11/13/2014 3:01:42 PM
Of Polar Bears and Seals
Here I am again on the coast of Hudson Bay, but this is not my usual time to be up here. Normally, I come to Churchill as the ice is melting in late May. It is now November and we are seeing the start of ice forming along the shore. As we drive around in Buggy One and talk about the polar bears, I keep thinking about the seals I study when I am here in the spring.
Hudson Bay is home to three resident species of seals: bearded seals, ringed seals, and harbor seals. Polar bears are the primary predators of ringed and bearded seals, and they probably take harbor seals during the winter months. My research focuses on ringed and harbor seals—and how the abundance of these two closely related seals might be changing.
Ringed seals are the most common Arctic seal. They are highly adapted to life in sea ice. As the ice forms, ringed seals establish breathing holes that they maintain throughout the winter. To create a den for their pups, females will expand several breathing holes up into the snowdrifts that form over them.
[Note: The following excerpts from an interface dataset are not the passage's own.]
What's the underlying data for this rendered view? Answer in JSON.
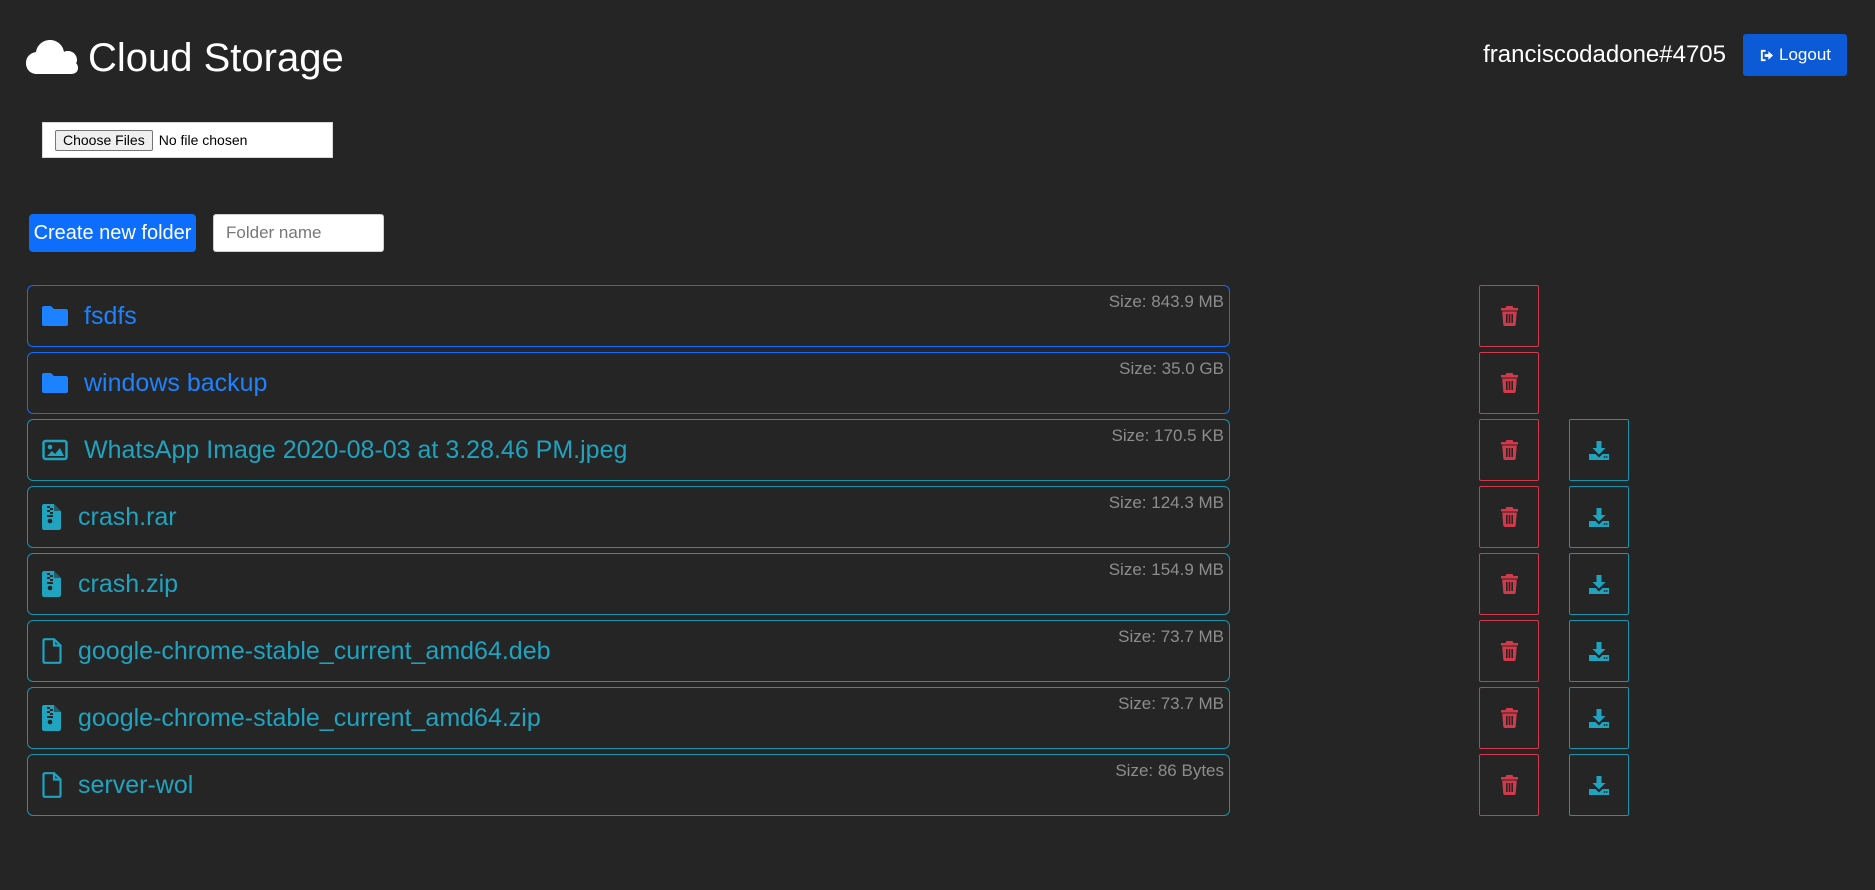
{
  "header": {
    "title": "Cloud Storage",
    "username": "franciscodadone#4705",
    "logout_label": "Logout"
  },
  "upload": {
    "button_label": "Choose Files",
    "status_text": "No file chosen"
  },
  "folder_form": {
    "create_label": "Create new folder",
    "placeholder": "Folder name"
  },
  "files": [
    {
      "name": "fsdfs",
      "size": "Size: 843.9 MB",
      "icon": "folder-icon"
    },
    {
      "name": "windows backup",
      "size": "Size: 35.0 GB",
      "icon": "folder-icon"
    },
    {
      "name": "WhatsApp Image 2020-08-03 at 3.28.46 PM.jpeg",
      "size": "Size: 170.5 KB",
      "icon": "image-icon"
    },
    {
      "name": "crash.rar",
      "size": "Size: 124.3 MB",
      "icon": "archive-file-icon"
    },
    {
      "name": "crash.zip",
      "size": "Size: 154.9 MB",
      "icon": "archive-file-icon"
    },
    {
      "name": "google-chrome-stable_current_amd64.deb",
      "size": "Size: 73.7 MB",
      "icon": "file-icon"
    },
    {
      "name": "google-chrome-stable_current_amd64.zip",
      "size": "Size: 73.7 MB",
      "icon": "archive-file-icon"
    },
    {
      "name": "server-wol",
      "size": "Size: 86 Bytes",
      "icon": "file-icon"
    }
  ],
  "colors": {
    "background": "#252525",
    "primary": "#0d6efd",
    "info": "#1fa3bf",
    "danger": "#d23a4c",
    "muted": "#8d8d8d"
  }
}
In late March and early April, they will give birth to a single pup in one of the dens they have dug. The pups nurse on high energy milk and are on their own by May and June. Adult seals start to haul out on the ice as spring progresses in order to moult their fur before they spend the summer foraging in the open water.
Harbor seals on the other hand are not well adapted to sea ice, but they still can be found in many parts of the Arctic. Harbor seals in Hudson Bay spend the winters in the cracks and leads in the ice that form predictably at the 50-meter depth contour because they don't maintain breathing holes in the ice. As soon as the ice leaves the Churchill River Estuary, harbor seals move in and haul-out in groups on the warm rocks. It is there that they give birth to pups and rest between trips out into the bay to feed. As the open water season gets longer and as spring conditions change we expect it to be more favorable for harbor seals but less favorable for ringed seals. What will it mean for polar bears is an ongoing question.